● Data for analysis:
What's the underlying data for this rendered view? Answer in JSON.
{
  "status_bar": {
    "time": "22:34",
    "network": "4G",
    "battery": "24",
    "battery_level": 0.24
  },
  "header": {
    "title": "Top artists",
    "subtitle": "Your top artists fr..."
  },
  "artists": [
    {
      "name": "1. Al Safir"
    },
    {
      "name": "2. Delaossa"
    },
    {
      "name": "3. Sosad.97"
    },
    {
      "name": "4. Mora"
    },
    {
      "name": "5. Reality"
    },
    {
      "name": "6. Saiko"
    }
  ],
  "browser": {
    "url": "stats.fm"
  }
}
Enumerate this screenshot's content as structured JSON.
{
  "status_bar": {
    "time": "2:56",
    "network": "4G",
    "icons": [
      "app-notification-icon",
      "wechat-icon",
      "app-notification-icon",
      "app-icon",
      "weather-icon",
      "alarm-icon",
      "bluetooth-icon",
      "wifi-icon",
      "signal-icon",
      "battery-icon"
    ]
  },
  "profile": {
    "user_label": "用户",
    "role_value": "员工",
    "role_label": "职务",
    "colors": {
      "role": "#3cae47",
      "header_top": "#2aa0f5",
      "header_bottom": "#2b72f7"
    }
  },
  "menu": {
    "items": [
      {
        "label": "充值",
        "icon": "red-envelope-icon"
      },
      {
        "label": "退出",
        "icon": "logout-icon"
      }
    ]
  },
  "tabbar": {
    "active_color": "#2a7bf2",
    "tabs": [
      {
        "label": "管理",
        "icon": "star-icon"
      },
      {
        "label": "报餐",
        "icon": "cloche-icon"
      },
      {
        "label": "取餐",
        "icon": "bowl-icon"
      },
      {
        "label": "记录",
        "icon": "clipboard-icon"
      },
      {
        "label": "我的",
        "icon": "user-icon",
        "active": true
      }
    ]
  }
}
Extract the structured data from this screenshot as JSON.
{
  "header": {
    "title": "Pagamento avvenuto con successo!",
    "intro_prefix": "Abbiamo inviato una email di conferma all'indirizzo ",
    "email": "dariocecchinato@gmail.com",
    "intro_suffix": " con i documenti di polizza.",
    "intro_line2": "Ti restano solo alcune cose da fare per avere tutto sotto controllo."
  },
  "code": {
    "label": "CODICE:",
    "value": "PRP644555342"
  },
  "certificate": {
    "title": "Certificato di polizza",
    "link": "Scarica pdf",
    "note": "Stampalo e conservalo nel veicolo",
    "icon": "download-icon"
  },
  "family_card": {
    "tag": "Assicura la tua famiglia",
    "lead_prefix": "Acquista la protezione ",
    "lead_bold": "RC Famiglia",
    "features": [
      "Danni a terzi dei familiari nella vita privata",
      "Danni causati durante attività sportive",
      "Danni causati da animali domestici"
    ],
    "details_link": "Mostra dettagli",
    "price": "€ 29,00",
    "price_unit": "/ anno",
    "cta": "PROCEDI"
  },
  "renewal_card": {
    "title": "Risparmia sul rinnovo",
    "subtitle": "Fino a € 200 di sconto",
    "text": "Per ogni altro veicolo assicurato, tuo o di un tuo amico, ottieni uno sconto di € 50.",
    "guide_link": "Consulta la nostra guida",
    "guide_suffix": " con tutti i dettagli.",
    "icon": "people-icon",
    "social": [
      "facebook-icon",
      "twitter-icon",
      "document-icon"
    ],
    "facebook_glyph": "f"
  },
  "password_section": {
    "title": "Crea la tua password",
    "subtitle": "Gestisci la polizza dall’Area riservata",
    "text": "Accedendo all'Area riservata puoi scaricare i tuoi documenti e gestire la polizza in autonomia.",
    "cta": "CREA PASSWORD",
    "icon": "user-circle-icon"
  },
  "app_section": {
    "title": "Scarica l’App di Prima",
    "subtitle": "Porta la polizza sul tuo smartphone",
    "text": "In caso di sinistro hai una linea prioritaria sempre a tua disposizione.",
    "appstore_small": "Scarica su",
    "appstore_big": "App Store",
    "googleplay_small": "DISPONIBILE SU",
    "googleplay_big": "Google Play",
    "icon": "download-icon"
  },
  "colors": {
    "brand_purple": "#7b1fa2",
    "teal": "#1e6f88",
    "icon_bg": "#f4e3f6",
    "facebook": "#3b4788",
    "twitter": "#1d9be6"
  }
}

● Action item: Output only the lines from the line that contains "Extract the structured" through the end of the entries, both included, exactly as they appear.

● Answer to this exercise:
Extract the structured data from this screenshot as JSON.
{
  "header": {
    "title": "Pagamento avvenuto con successo!",
    "intro_prefix": "Abbiamo inviato una email di conferma all'indirizzo ",
    "email": "dariocecchinato@gmail.com",
    "intro_suffix": " con i documenti di polizza.",
    "intro_line2": "Ti restano solo alcune cose da fare per avere tutto sotto controllo."
  },
  "code": {
    "label": "CODICE:",
    "value": "PRP644555342"
  },
  "certificate": {
    "title": "Certificato di polizza",
    "link": "Scarica pdf",
    "note": "Stampalo e conservalo nel veicolo",
    "icon": "download-icon"
  },
  "family_card": {
    "tag": "Assicura la tua famiglia",
    "lead_prefix": "Acquista la protezione ",
    "lead_bold": "RC Famiglia",
    "features": [
      "Danni a terzi dei familiari nella vita privata",
      "Danni causati durante attività sportive",
      "Danni causati da animali domestici"
    ],
    "details_link": "Mostra dettagli",
    "price": "€ 29,00",
    "price_unit": "/ anno",
    "cta": "PROCEDI"
  },
  "renewal_card": {
    "title": "Risparmia sul rinnovo",
    "subtitle": "Fino a € 200 di sconto",
    "text": "Per ogni altro veicolo assicurato, tuo o di un tuo amico, ottieni uno sconto di € 50.",
    "guide_link": "Consulta la nostra guida",
    "guide_suffix": " con tutti i dettagli.",
    "icon": "people-icon",
    "social": [
      "facebook-icon",
      "twitter-icon",
      "document-icon"
    ],
    "facebook_glyph": "f"
  },
  "password_section": {
    "title": "Crea la tua password",
    "subtitle": "Gestisci la polizza dall’Area riservata",
    "text": "Accedendo all'Area riservata puoi scaricare i tuoi documenti e gestire la polizza in autonomia.",
    "cta": "CREA PASSWORD",
    "icon": "user-circle-icon"
  },
  "app_section": {
    "title": "Scarica l’App di Prima",
    "subtitle": "Porta la polizza sul tuo smartphone",
    "text": "In caso di sinistro hai una linea prioritaria sempre a tua disposizione.",
    "appstore_small": "Scarica su",
    "appstore_big": "App Store",
    "googleplay_small": "DISPONIBILE SU",
    "googleplay_big": "Google Play",
    "icon": "download-icon"
  },
  "colors": {
    "brand_purple": "#7b1fa2",
    "teal": "#1e6f88",
    "icon_bg": "#f4e3f6",
    "facebook": "#3b4788",
    "twitter": "#1d9be6"
  }
}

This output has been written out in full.